• Action item:
The records that follow should be copied out exactly, pictures excluded.
*** Opening Exercise input ***
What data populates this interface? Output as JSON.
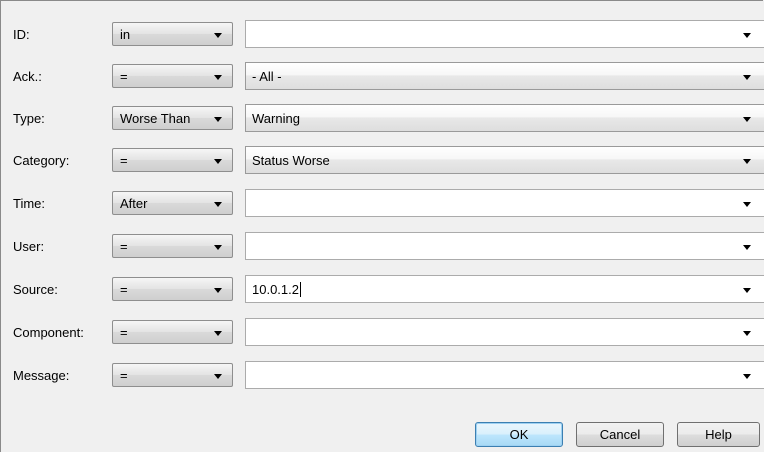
{
  "filters": [
    {
      "label": "ID:",
      "operator": "in",
      "value": "",
      "value_style": "plain"
    },
    {
      "label": "Ack.:",
      "operator": "=",
      "value": "- All -",
      "value_style": "gradient"
    },
    {
      "label": "Type:",
      "operator": "Worse Than",
      "value": "Warning",
      "value_style": "gradient"
    },
    {
      "label": "Category:",
      "operator": "=",
      "value": "Status Worse",
      "value_style": "gradient"
    },
    {
      "label": "Time:",
      "operator": "After",
      "value": "",
      "value_style": "plain"
    },
    {
      "label": "User:",
      "operator": "=",
      "value": "",
      "value_style": "plain"
    },
    {
      "label": "Source:",
      "operator": "=",
      "value": "10.0.1.2",
      "value_style": "plain"
    },
    {
      "label": "Component:",
      "operator": "=",
      "value": "",
      "value_style": "plain"
    },
    {
      "label": "Message:",
      "operator": "=",
      "value": "",
      "value_style": "plain"
    }
  ],
  "buttons": {
    "ok": "OK",
    "cancel": "Cancel",
    "help": "Help"
  },
  "icons": {
    "dropdown": "chevron-down-icon"
  },
  "colors": {
    "background": "#f0f0f0",
    "default_button_border": "#3c7fb1"
  }
}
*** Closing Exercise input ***
• Your solution:
What data populates this interface? Output as JSON.
{
  "filters": [
    {
      "label": "ID:",
      "operator": "in",
      "value": "",
      "value_style": "plain"
    },
    {
      "label": "Ack.:",
      "operator": "=",
      "value": "- All -",
      "value_style": "gradient"
    },
    {
      "label": "Type:",
      "operator": "Worse Than",
      "value": "Warning",
      "value_style": "gradient"
    },
    {
      "label": "Category:",
      "operator": "=",
      "value": "Status Worse",
      "value_style": "gradient"
    },
    {
      "label": "Time:",
      "operator": "After",
      "value": "",
      "value_style": "plain"
    },
    {
      "label": "User:",
      "operator": "=",
      "value": "",
      "value_style": "plain"
    },
    {
      "label": "Source:",
      "operator": "=",
      "value": "10.0.1.2",
      "value_style": "plain"
    },
    {
      "label": "Component:",
      "operator": "=",
      "value": "",
      "value_style": "plain"
    },
    {
      "label": "Message:",
      "operator": "=",
      "value": "",
      "value_style": "plain"
    }
  ],
  "buttons": {
    "ok": "OK",
    "cancel": "Cancel",
    "help": "Help"
  },
  "icons": {
    "dropdown": "chevron-down-icon"
  },
  "colors": {
    "background": "#f0f0f0",
    "default_button_border": "#3c7fb1"
  }
}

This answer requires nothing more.